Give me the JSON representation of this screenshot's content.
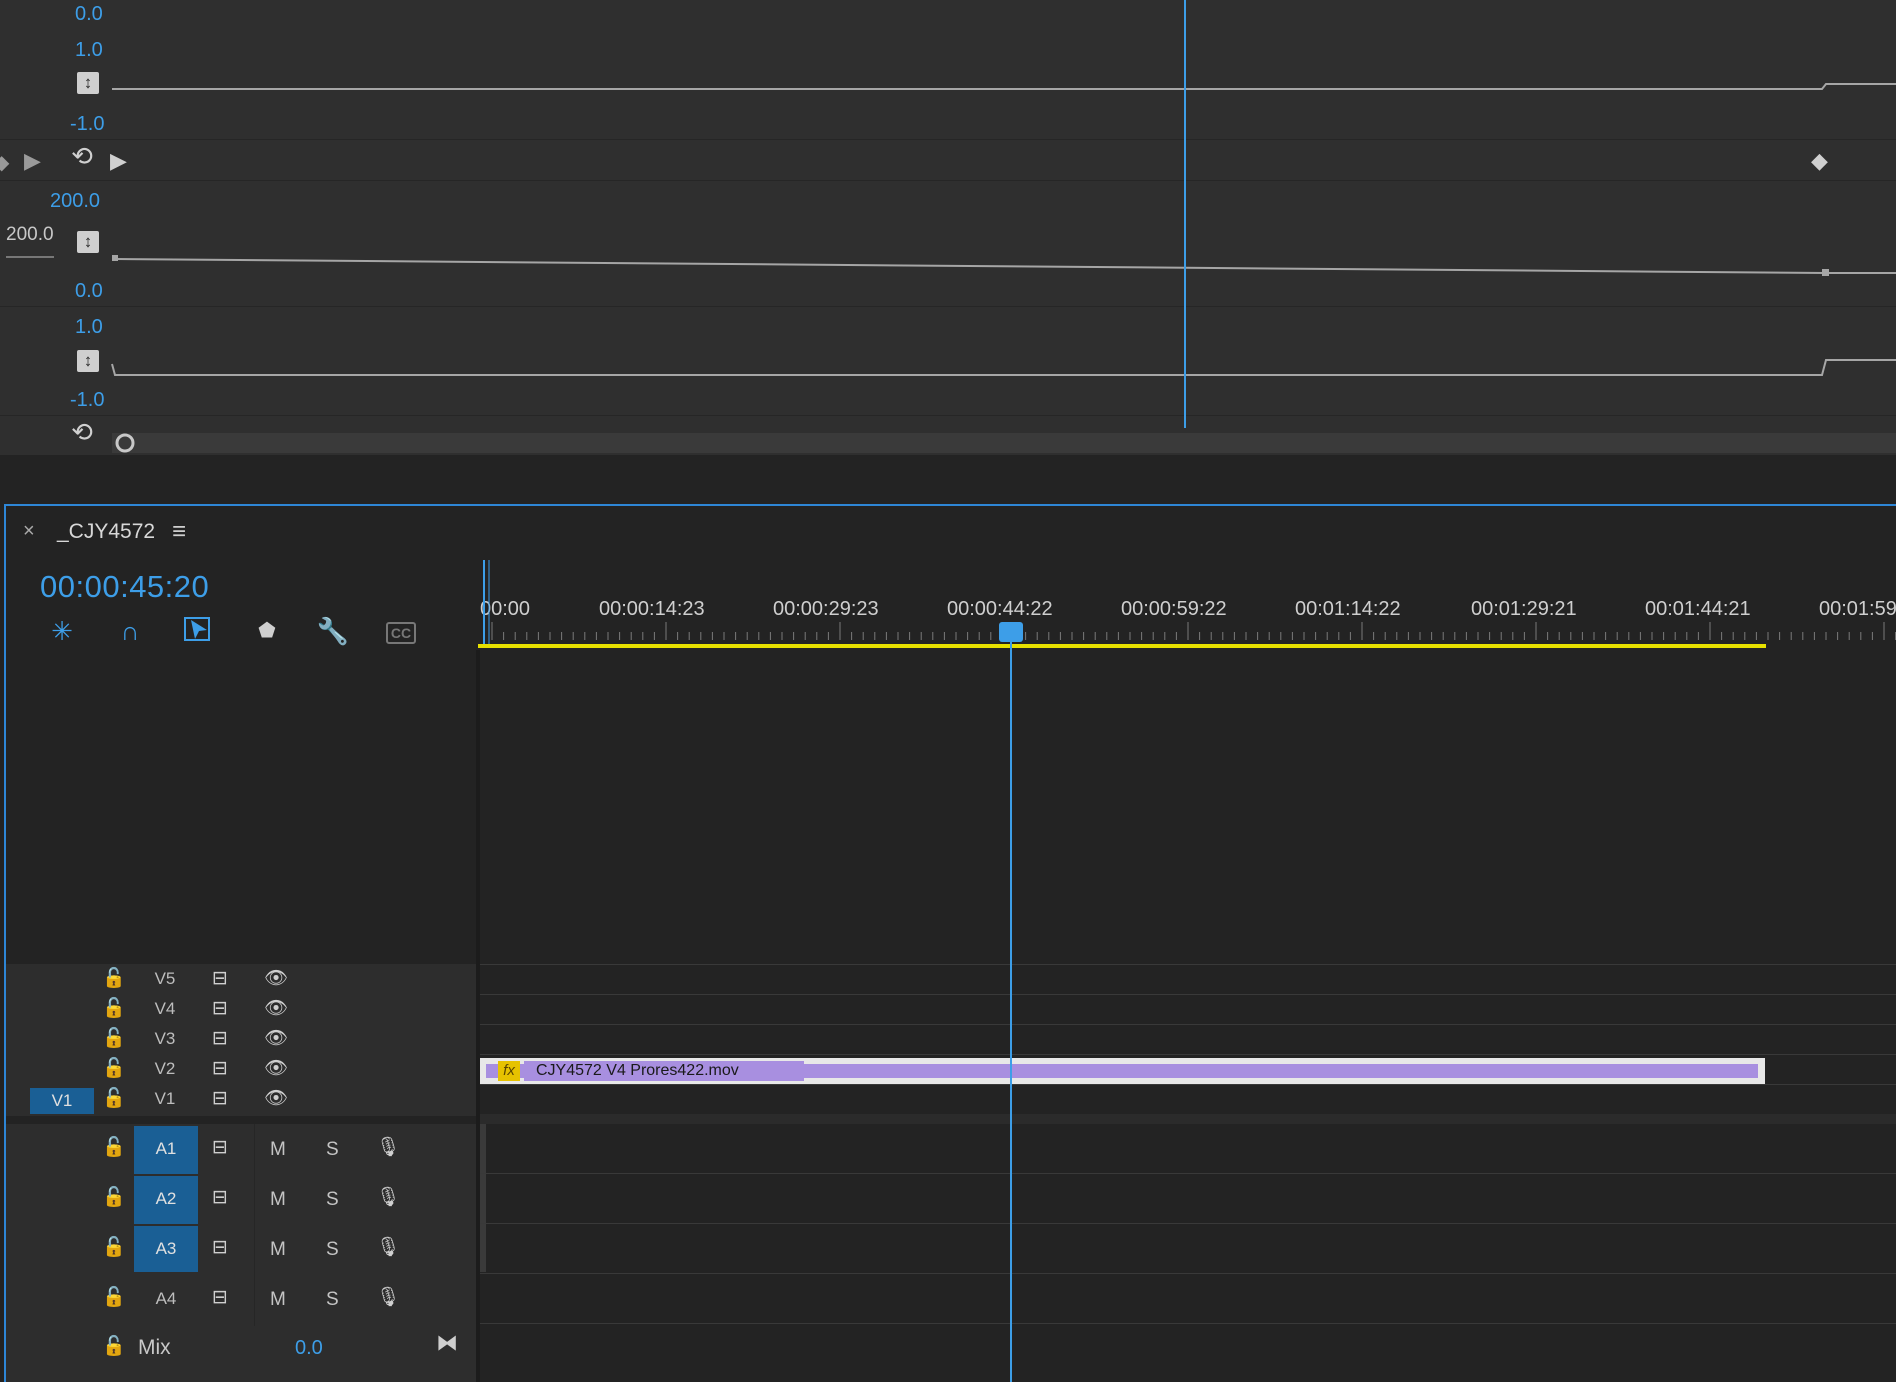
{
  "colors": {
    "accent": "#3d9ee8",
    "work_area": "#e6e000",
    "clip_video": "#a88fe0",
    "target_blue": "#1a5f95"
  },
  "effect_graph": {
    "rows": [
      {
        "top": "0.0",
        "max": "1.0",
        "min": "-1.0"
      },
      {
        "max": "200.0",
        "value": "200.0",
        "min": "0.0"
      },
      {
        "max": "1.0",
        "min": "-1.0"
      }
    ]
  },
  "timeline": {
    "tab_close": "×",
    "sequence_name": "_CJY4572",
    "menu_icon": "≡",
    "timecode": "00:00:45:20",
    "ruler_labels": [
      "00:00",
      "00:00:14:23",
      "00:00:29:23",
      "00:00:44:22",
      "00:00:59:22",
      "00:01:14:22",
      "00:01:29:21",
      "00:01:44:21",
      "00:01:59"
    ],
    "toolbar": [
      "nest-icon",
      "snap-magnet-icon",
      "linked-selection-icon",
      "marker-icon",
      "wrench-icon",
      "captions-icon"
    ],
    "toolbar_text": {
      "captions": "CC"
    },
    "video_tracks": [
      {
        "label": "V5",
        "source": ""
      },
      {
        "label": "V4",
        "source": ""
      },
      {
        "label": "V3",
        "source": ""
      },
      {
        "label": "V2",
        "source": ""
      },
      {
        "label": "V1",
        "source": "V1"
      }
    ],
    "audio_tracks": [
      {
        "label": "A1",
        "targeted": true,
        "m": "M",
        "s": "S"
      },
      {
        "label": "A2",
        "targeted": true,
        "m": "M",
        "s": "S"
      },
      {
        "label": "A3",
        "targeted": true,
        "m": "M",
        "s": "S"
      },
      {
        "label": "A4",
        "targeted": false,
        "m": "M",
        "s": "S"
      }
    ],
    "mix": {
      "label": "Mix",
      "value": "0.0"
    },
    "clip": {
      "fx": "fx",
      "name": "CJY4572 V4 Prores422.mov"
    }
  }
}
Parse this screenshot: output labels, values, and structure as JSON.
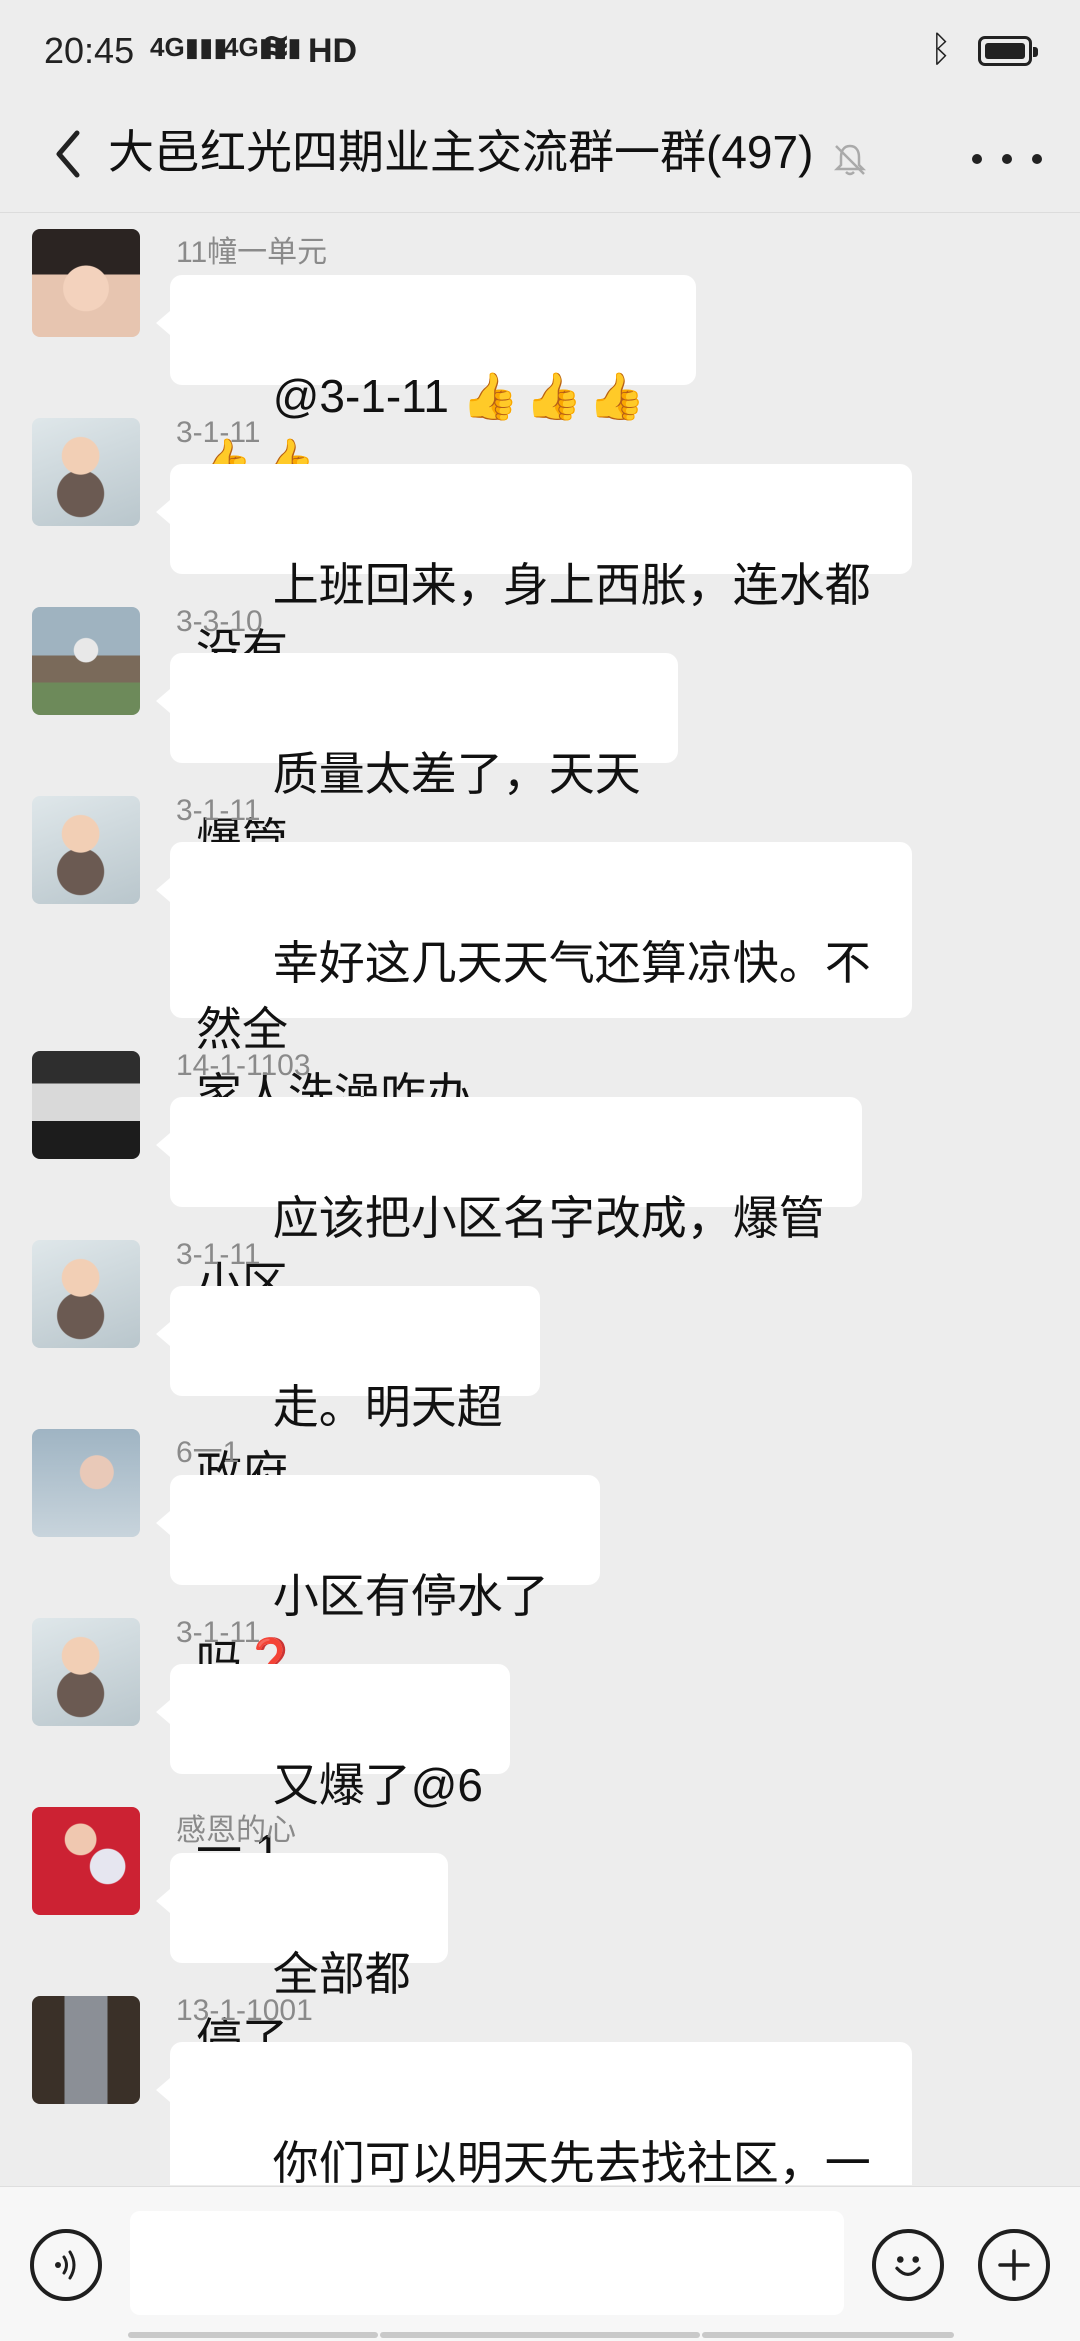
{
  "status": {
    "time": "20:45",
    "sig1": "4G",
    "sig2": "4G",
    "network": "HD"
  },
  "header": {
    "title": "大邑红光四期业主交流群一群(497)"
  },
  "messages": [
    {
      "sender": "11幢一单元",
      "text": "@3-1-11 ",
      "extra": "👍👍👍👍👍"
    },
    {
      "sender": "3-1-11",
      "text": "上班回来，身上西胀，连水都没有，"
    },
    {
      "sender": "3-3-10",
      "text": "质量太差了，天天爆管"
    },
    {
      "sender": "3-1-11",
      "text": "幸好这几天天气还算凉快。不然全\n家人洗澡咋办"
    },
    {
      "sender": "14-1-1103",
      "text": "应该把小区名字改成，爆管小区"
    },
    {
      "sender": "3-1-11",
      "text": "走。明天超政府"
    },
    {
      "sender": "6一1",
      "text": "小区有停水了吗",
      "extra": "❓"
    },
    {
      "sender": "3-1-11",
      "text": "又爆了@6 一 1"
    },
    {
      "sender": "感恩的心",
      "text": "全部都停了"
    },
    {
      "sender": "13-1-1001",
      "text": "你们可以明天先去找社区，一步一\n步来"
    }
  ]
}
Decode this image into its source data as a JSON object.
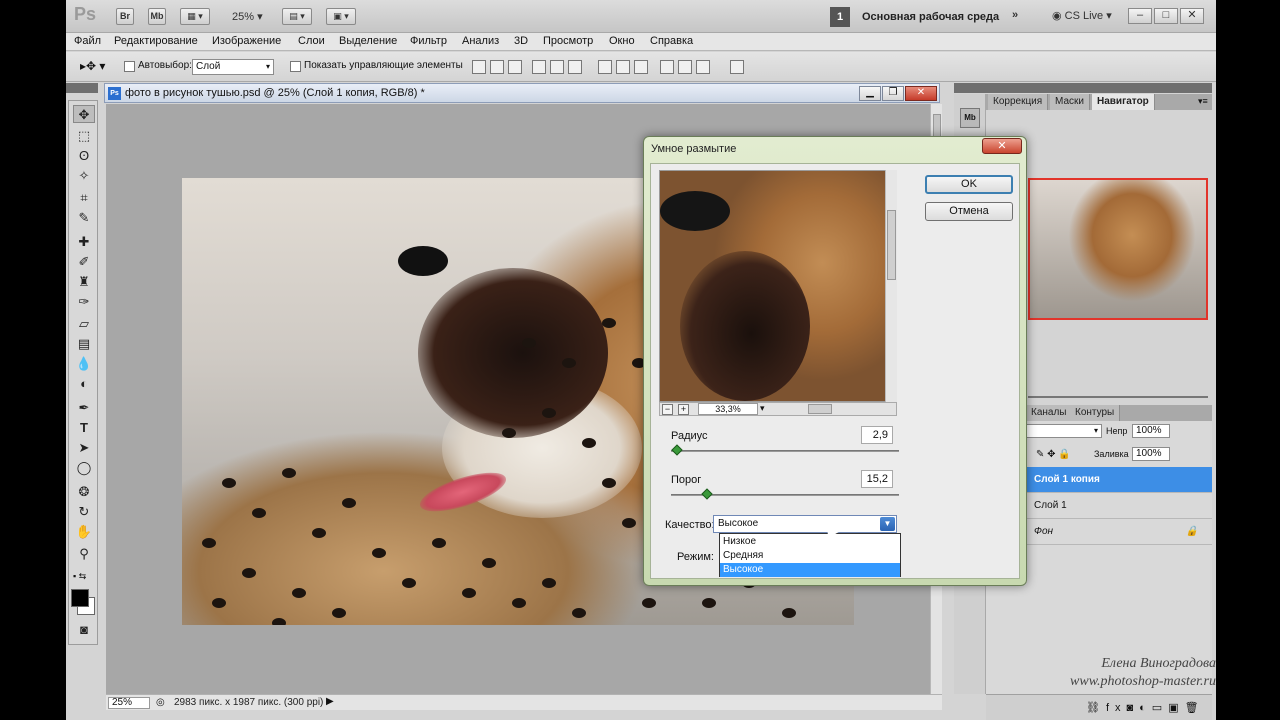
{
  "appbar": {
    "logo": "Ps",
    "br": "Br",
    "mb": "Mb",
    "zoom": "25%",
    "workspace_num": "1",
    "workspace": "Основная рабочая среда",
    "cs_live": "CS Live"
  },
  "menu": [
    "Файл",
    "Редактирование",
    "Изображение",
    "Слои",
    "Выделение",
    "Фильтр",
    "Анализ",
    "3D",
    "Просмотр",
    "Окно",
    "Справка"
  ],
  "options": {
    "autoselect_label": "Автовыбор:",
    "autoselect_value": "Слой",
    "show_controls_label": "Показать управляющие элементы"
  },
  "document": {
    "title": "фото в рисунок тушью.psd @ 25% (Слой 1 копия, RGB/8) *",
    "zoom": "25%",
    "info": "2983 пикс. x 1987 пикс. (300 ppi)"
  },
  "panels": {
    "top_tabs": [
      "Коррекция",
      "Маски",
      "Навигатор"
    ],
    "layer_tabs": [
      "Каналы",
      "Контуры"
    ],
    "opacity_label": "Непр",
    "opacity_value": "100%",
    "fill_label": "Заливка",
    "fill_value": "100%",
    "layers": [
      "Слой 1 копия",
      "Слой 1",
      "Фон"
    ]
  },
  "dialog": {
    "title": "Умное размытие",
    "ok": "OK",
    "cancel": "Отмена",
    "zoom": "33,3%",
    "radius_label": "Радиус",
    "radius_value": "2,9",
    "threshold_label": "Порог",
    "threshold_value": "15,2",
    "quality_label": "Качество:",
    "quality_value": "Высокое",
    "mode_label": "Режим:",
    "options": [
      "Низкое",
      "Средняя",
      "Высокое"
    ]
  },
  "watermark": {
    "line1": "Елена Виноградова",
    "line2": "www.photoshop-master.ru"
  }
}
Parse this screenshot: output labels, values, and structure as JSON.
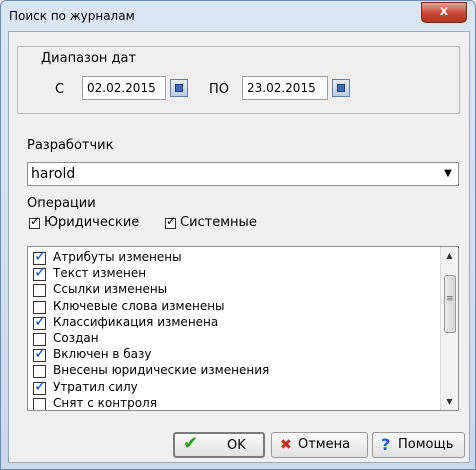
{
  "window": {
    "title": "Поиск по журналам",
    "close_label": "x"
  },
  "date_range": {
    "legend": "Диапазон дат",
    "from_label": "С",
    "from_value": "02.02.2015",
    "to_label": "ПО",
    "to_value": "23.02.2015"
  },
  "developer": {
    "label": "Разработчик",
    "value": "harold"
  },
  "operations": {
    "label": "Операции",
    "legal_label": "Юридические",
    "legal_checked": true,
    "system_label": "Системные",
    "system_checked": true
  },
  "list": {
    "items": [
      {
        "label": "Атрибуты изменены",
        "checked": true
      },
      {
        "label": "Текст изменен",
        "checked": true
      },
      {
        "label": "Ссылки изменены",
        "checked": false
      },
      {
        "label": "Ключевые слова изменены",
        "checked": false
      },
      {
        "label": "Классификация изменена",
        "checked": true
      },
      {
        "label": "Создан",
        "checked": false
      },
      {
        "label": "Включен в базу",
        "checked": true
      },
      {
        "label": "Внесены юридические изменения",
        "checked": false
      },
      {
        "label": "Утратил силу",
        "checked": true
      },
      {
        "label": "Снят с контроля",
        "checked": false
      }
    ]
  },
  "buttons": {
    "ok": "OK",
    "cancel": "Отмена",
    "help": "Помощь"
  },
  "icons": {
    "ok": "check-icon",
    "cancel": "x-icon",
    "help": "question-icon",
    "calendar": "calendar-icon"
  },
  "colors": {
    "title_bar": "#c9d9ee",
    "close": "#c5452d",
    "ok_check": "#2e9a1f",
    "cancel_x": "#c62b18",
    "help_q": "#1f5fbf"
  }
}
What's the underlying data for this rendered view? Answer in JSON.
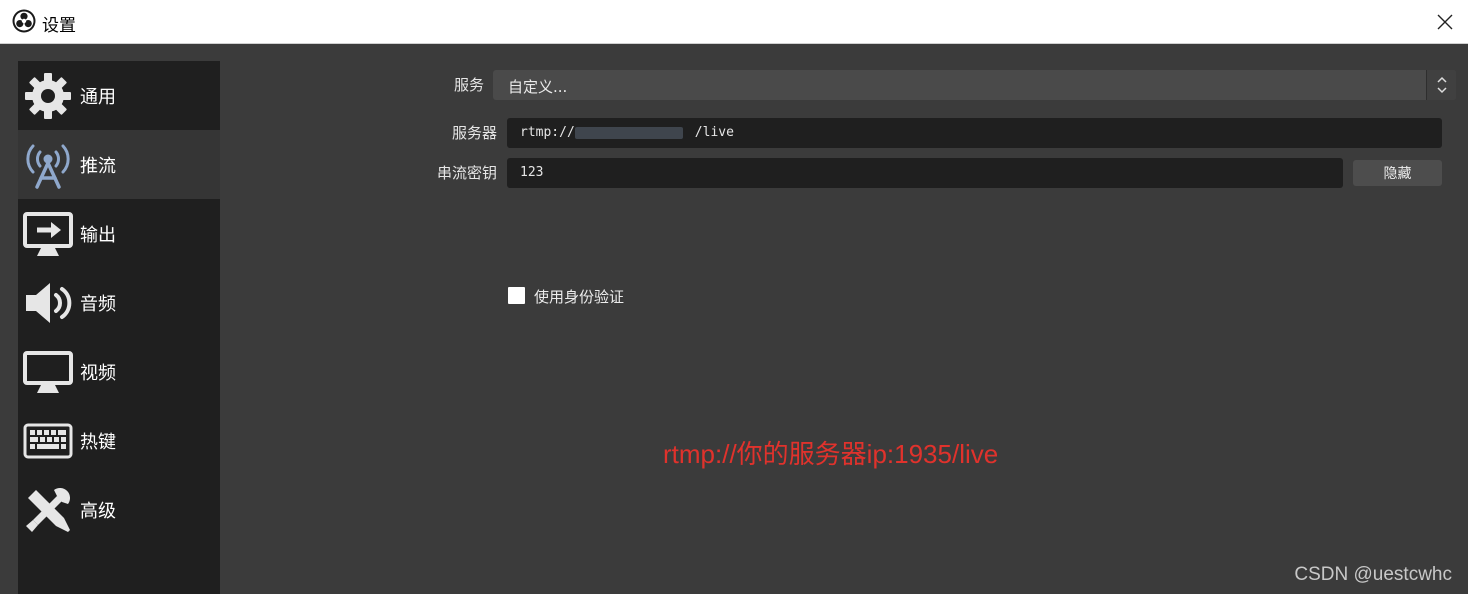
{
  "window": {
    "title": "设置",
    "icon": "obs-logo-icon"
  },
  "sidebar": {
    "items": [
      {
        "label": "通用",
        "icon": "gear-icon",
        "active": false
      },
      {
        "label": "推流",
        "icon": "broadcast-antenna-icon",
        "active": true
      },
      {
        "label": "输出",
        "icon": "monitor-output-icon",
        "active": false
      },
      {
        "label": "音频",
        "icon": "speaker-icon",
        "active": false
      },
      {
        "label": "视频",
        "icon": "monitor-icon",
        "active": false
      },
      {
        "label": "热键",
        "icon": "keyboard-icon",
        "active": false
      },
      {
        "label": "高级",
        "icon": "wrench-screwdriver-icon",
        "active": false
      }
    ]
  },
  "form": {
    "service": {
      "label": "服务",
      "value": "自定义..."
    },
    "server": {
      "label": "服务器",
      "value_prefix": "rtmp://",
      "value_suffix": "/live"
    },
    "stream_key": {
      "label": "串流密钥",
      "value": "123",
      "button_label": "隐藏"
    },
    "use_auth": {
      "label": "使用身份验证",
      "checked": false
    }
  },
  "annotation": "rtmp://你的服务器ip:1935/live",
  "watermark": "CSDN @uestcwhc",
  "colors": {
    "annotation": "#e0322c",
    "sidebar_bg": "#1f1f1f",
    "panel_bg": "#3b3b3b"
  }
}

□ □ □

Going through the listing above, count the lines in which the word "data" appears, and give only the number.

2